The program seeks to measure the impact of leadership development by examining leadership styles and indicators such as emotional intelligence, ethics, organizational knowledge, and self-efficacy—helping to build the students’ confidence in knowledge application.
This year, three fellows are being highlighted: Nia Brooks, Isabel Cossa, and Nnenna Eke-Ukoh.
Brooks developed “It Takes a Village”— an online database and social media site with forum capabilities that allows the Black community to navigate their career post-graduate through mentorship, collaboration, and networking among Black accredited professionals. Cossa created “SafeSista”—a self-defense training program to empower, support, and provide tools to Black women to increase their safety in the modern world. Eke-Ukoh formed “Ubuntu Foundation”— a nonprofit that provides a high school course centering Black and African racial/ethnic identities, which supports students who are enrolled academically and develops leadership, social awareness, and advocacy skills that prepares them for a successful life after high school graduation whether they go on to college or into the workforce.
While admittedly challenging, Operation S.U.C.C.E.S.S. fellows Eke-Ukoh and Cossa expressed gratitude for the opportunity to learn new skills and make connections through the program that will be useful for the rest of their lives.
“Along with being around other intelligent and talented Black individuals, I gained confidence and developed leadership skills that will serve me greatly in the years ahead.

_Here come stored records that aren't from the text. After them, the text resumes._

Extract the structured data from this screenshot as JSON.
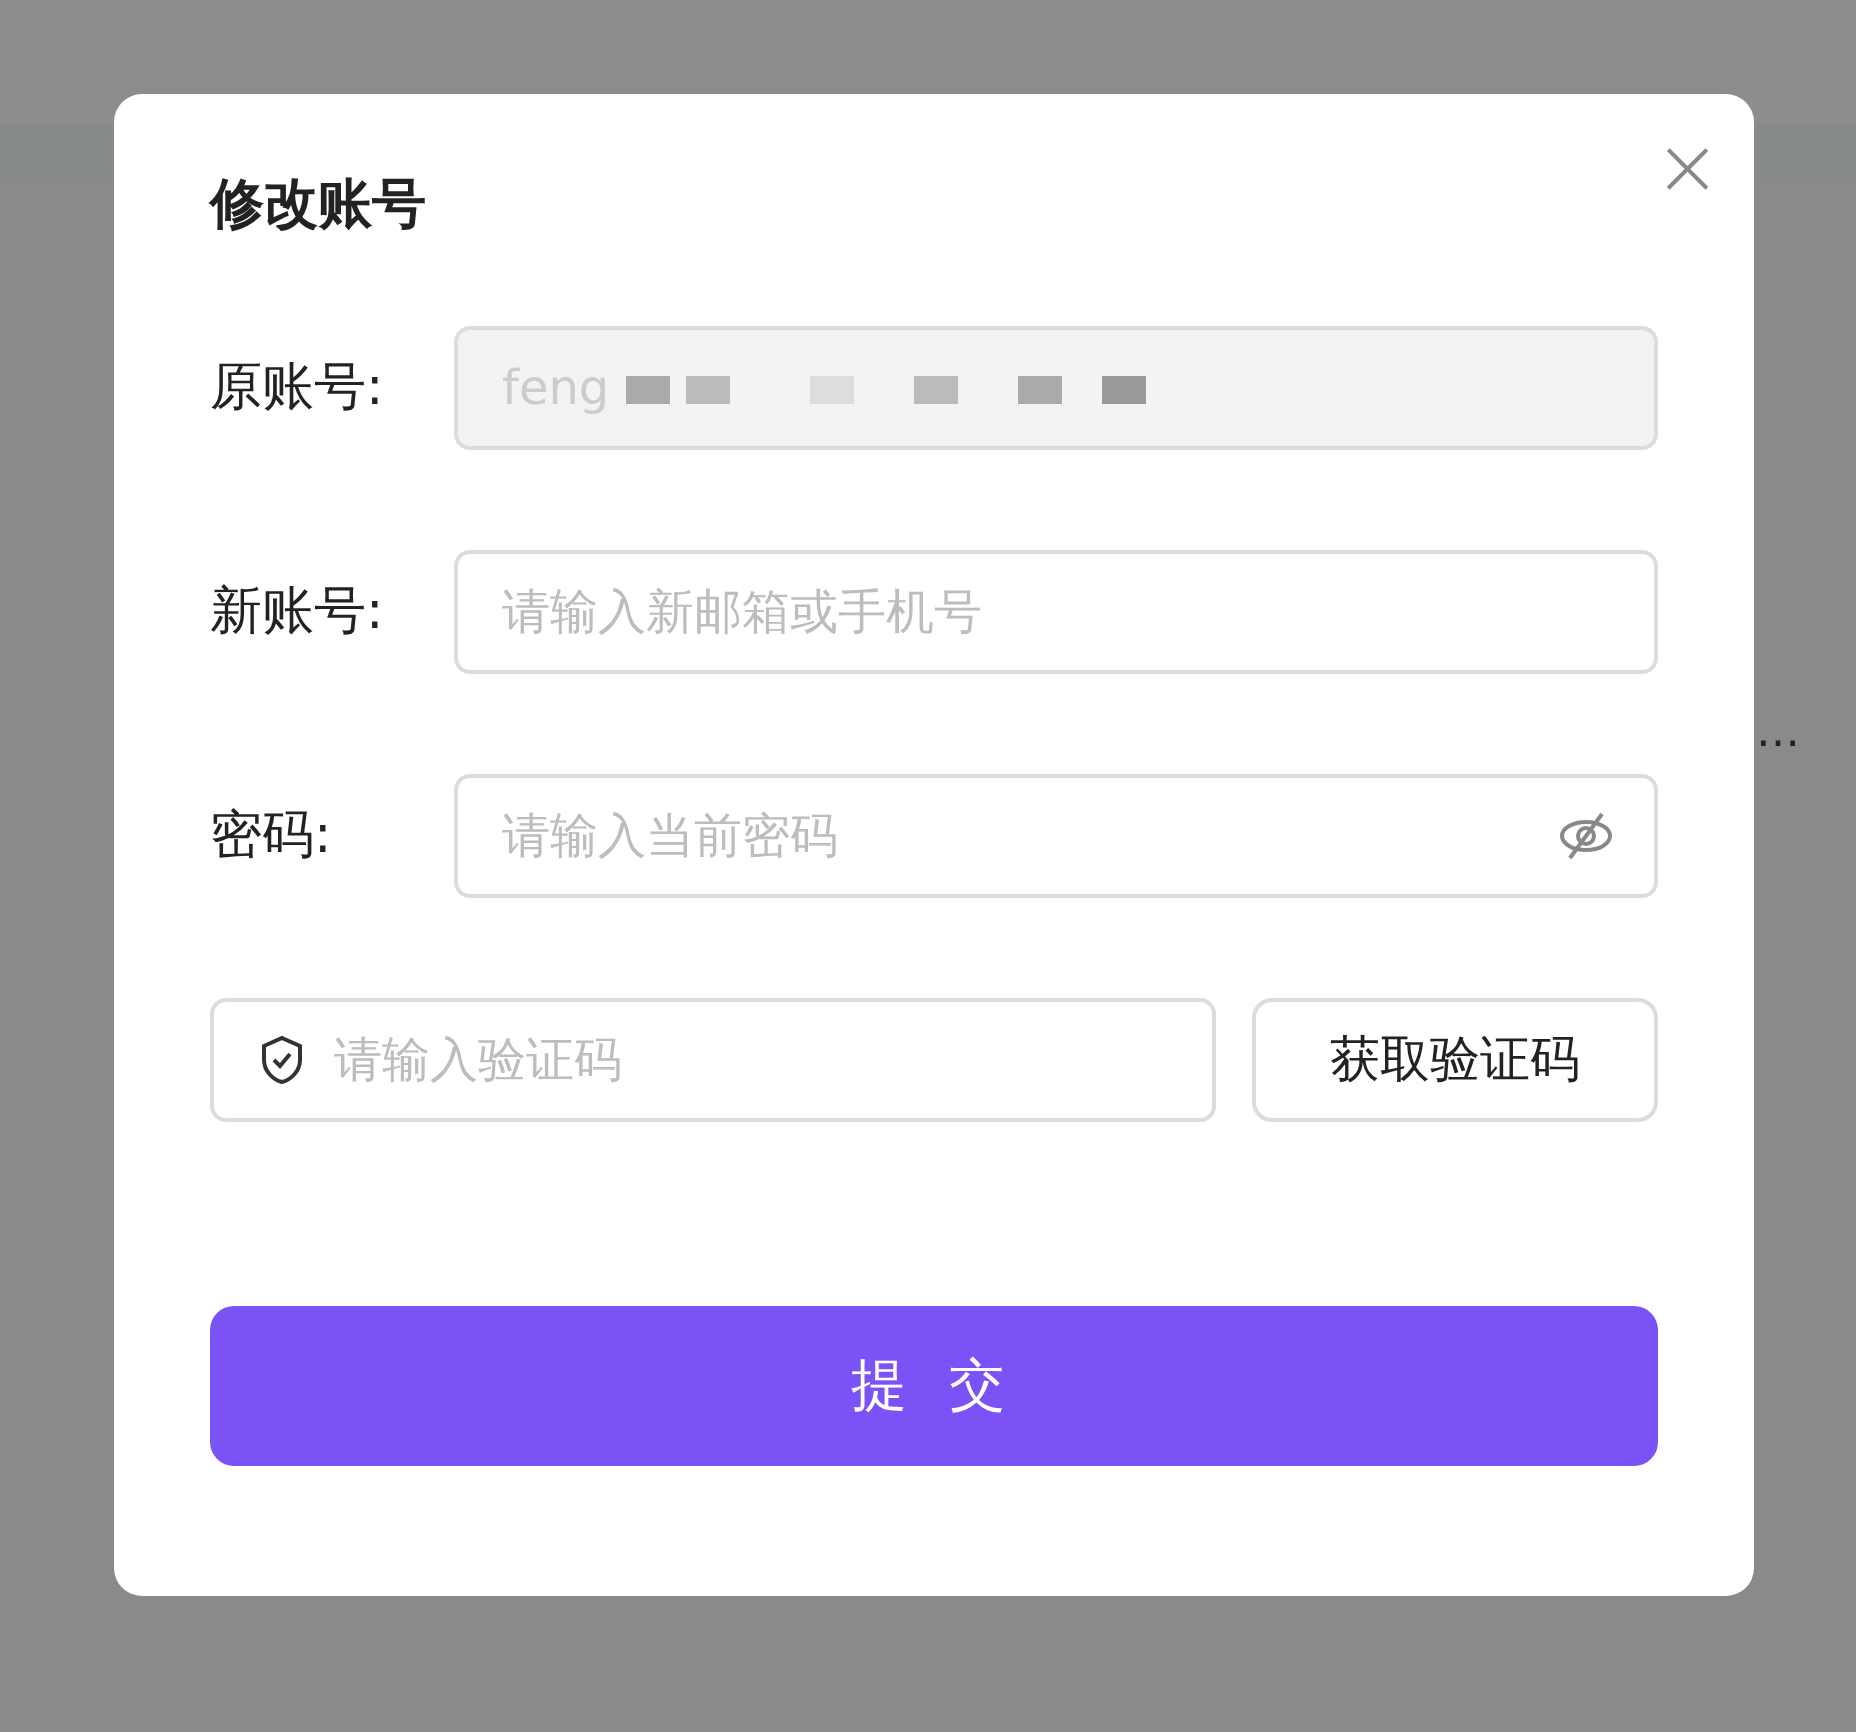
{
  "background": {
    "text": "…"
  },
  "dialog": {
    "title": "修改账号",
    "close": "×",
    "fields": [
      {
        "kind": "readonly",
        "label": "原账号:",
        "value": "feng",
        "redacted": true
      },
      {
        "kind": "text",
        "label": "新账号:",
        "placeholder": "请输入新邮箱或手机号"
      },
      {
        "kind": "password",
        "label": "密码:",
        "placeholder": "请输入当前密码",
        "visible": false
      }
    ],
    "code": {
      "placeholder": "请输入验证码",
      "button": "获取验证码"
    },
    "submit": "提 交"
  }
}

Having a passion for (equity, diversity, and inclusion) work in K-12 education, I think it is critical to have great leadership skills, too,” said Eke-Ukoh.
“Programs like Operation S.U.C.C.E.S.S. are incredibly important to students at the University of Utah,” Cossa said. “They connect students to people with similar values and experiences and provide them with opportunities that aren’t found elsewhere.”